Each line of the listing that contains "Heat" should be found and copied.

Segment Start: Task material

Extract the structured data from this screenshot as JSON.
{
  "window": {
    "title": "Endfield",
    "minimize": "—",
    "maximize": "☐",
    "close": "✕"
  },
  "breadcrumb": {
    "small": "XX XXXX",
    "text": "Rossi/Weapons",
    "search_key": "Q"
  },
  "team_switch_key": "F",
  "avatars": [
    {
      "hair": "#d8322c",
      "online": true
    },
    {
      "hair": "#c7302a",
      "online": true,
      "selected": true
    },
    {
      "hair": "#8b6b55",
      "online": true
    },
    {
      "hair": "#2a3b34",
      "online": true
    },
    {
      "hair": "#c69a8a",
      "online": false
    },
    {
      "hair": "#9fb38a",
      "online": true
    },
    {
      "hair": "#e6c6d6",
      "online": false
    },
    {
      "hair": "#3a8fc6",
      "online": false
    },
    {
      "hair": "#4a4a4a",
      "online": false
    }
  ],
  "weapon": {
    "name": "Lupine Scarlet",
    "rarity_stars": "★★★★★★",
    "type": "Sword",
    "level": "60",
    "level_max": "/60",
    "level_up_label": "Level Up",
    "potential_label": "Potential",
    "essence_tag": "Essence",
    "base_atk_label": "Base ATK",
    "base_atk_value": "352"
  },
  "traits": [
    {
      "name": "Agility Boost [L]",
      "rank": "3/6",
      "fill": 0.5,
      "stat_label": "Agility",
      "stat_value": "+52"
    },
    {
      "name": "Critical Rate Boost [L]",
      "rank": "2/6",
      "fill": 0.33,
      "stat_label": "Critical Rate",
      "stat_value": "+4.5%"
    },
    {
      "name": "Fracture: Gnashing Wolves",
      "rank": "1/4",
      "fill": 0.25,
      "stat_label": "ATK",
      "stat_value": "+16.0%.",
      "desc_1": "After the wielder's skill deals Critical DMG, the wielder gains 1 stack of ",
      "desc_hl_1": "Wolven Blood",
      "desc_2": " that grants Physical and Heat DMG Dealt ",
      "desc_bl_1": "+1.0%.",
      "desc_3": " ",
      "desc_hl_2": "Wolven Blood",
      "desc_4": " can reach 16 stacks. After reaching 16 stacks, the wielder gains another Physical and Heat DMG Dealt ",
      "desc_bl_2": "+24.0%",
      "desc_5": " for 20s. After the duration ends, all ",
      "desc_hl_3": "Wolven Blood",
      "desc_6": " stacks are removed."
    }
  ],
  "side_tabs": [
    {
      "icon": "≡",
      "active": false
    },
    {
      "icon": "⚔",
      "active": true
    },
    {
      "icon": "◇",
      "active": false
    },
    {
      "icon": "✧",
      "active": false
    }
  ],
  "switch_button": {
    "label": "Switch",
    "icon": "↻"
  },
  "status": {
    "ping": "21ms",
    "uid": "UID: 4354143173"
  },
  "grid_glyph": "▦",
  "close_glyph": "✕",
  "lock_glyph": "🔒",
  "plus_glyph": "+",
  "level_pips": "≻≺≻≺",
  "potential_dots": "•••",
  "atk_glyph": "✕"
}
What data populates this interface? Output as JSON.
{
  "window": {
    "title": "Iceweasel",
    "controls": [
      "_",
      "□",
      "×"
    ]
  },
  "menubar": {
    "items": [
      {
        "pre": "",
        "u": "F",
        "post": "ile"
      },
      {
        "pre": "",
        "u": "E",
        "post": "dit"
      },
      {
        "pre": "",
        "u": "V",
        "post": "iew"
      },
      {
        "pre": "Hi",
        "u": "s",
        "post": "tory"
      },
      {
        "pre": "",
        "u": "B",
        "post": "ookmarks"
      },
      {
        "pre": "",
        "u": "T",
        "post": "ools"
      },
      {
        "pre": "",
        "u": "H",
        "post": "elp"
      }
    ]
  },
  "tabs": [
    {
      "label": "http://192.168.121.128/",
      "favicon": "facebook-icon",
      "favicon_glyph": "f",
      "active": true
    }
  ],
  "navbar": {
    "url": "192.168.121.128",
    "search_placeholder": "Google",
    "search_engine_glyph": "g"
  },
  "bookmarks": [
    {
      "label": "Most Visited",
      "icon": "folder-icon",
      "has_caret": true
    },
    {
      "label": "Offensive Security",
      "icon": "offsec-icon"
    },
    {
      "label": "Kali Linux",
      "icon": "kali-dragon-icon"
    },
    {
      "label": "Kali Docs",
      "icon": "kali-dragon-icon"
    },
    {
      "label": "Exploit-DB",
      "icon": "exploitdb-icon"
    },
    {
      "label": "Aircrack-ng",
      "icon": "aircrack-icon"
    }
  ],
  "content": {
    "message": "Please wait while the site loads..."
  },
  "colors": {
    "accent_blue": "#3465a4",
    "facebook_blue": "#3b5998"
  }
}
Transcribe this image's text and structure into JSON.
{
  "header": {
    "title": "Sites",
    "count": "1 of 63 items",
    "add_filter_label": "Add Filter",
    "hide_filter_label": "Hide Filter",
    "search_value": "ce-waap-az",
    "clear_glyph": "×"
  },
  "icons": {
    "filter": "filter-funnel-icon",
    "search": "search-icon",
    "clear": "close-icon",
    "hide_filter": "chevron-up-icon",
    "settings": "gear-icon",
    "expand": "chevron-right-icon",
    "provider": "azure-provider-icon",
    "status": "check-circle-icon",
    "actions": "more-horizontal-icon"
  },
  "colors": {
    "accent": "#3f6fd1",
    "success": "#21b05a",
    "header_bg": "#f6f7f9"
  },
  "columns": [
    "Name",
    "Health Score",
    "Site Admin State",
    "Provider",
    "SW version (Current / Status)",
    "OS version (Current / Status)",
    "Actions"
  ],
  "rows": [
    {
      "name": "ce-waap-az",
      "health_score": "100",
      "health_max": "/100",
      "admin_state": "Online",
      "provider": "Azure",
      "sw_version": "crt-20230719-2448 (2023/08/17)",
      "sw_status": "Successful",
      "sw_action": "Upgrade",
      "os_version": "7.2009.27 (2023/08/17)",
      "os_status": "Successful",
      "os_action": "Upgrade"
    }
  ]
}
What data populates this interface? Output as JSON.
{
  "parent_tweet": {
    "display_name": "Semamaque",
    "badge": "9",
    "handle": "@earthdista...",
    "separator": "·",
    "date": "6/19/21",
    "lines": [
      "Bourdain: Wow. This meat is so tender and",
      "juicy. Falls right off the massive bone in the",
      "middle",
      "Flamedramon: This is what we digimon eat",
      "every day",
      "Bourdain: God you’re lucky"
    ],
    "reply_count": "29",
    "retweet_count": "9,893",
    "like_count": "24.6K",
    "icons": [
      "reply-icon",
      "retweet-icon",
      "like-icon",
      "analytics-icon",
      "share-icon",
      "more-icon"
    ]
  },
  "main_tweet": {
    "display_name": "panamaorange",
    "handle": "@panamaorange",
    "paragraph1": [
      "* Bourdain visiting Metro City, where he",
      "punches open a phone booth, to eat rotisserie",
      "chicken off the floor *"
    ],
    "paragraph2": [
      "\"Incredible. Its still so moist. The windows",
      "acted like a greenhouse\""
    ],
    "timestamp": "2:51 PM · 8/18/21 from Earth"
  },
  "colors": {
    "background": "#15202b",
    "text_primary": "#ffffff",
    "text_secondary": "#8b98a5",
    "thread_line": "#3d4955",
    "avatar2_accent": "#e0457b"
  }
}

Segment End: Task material

§ Problem solution
      "desc_2": " that grants Physical and Heat DMG Dealt ",
      "desc_4": " can reach 16 stacks. After reaching 16 stacks, the wielder gains another Physical and Heat DMG Dealt ",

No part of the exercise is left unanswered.